We don’t have to tell you that virtually everyone feels anxious about the spread of COVID-19. An appropriate level of anxiety can be helpful if it inspires people to follow CDC recommendations on hygiene and social distancing. An unnecessary level of anxiety, however, can impair both mental and physical health. Many of your patients and families are suffering from unhealthy anxiety–whether they present with possible COVID-19 symptoms or come in for an unrelated complaint.
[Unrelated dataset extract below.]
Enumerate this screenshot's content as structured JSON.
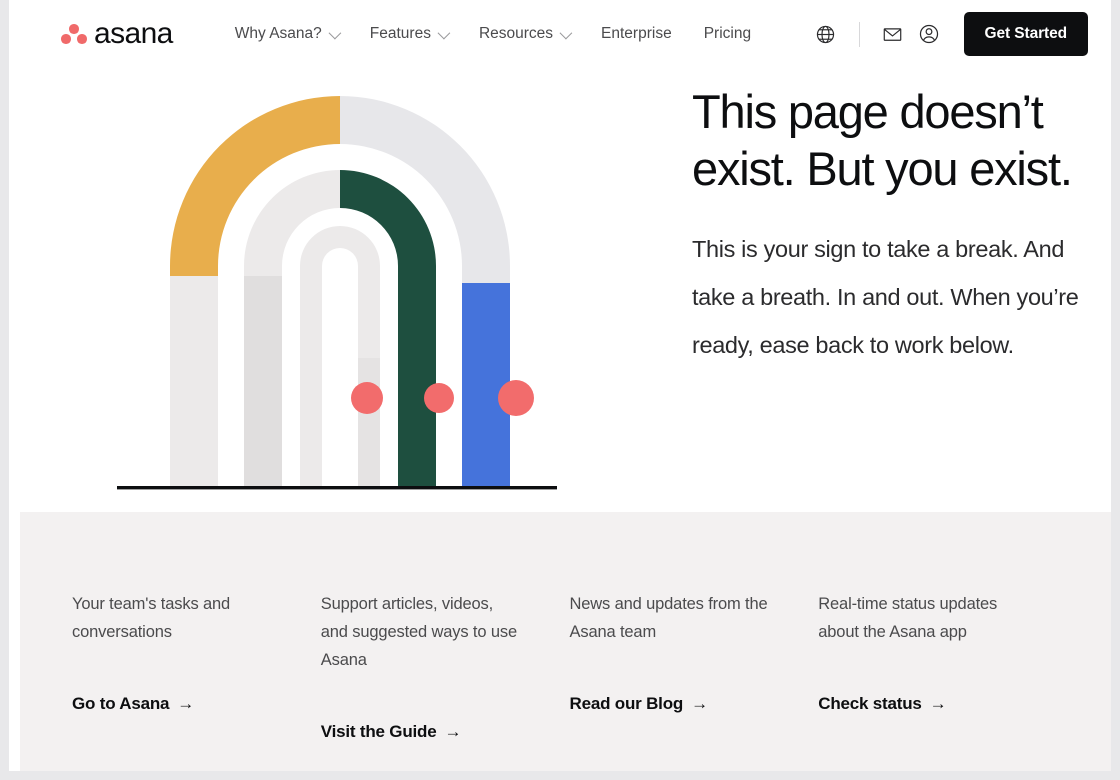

According to the National Center for Education Statistics, 92% of public schools had formal active shooter plans in 2016, and 96% conducted lockdown drills. These measures are intended to keep children safe, but they may do as much harm as good. The title of a September 4 New York Times article sums it up: “When Active Shooter Drills Scare the Children They Hope to Protect.” We asked REACH faculty member Jasmine Reese, MD, MPH, about how students react to active shooter drills and what pediatric primary care providers (PCPs) can do. Dr. Reese is Director of the Adolescent and Young Adult Specialty Clinic at Johns Hopkins All Children’s Hospital in St. Petersburg, Florida. “We have yet to see data on whether these drills are causing more anxiety and other mental health issues among students,” said Dr. Reese. “But it seems clear in practice that they can either cause anxiety and depression or exacerbate existing issues.”
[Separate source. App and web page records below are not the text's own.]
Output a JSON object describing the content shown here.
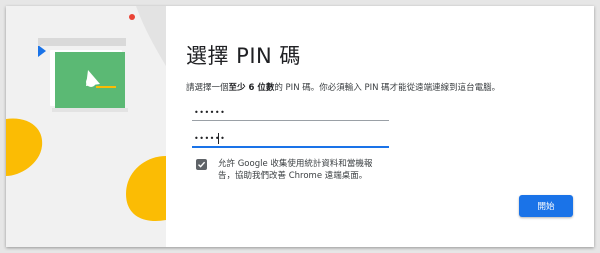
{
  "dialog": {
    "title": "選擇 PIN 碼",
    "description": {
      "before": "請選擇一個",
      "bold": "至少 6 位數",
      "after": "的 PIN 碼。你必須輸入 PIN 碼才能從遠端連線到這台電腦。"
    },
    "pin_field": {
      "value": "••••••",
      "type": "password"
    },
    "confirm_pin_field": {
      "value": "••••••",
      "type": "password"
    },
    "consent": {
      "checked": true,
      "line1": "允許 Google 收集使用統計資料和當機報",
      "line2": "告，協助我們改善 Chrome 遠端桌面。"
    },
    "start_button": "開始"
  },
  "illustration": {
    "screen_color": "#5bb974",
    "blue_accent": "#1a73e8",
    "yellow_accent": "#fbbc04",
    "red_dot": "#ea4335",
    "icon": "remote-desktop-illustration"
  },
  "colors": {
    "primary": "#1a73e8",
    "text": "#202124",
    "secondary_text": "#3c4043"
  }
}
“This is the first conference I’ve been to where I felt like the entire weekend will impact my practice I think that is due to the engaging, hands-on and fun format. It kept me engaged throughout. Also, I feel like the materials we received are sending me out into the world armed with the tools I need to put the information I learned into practice.”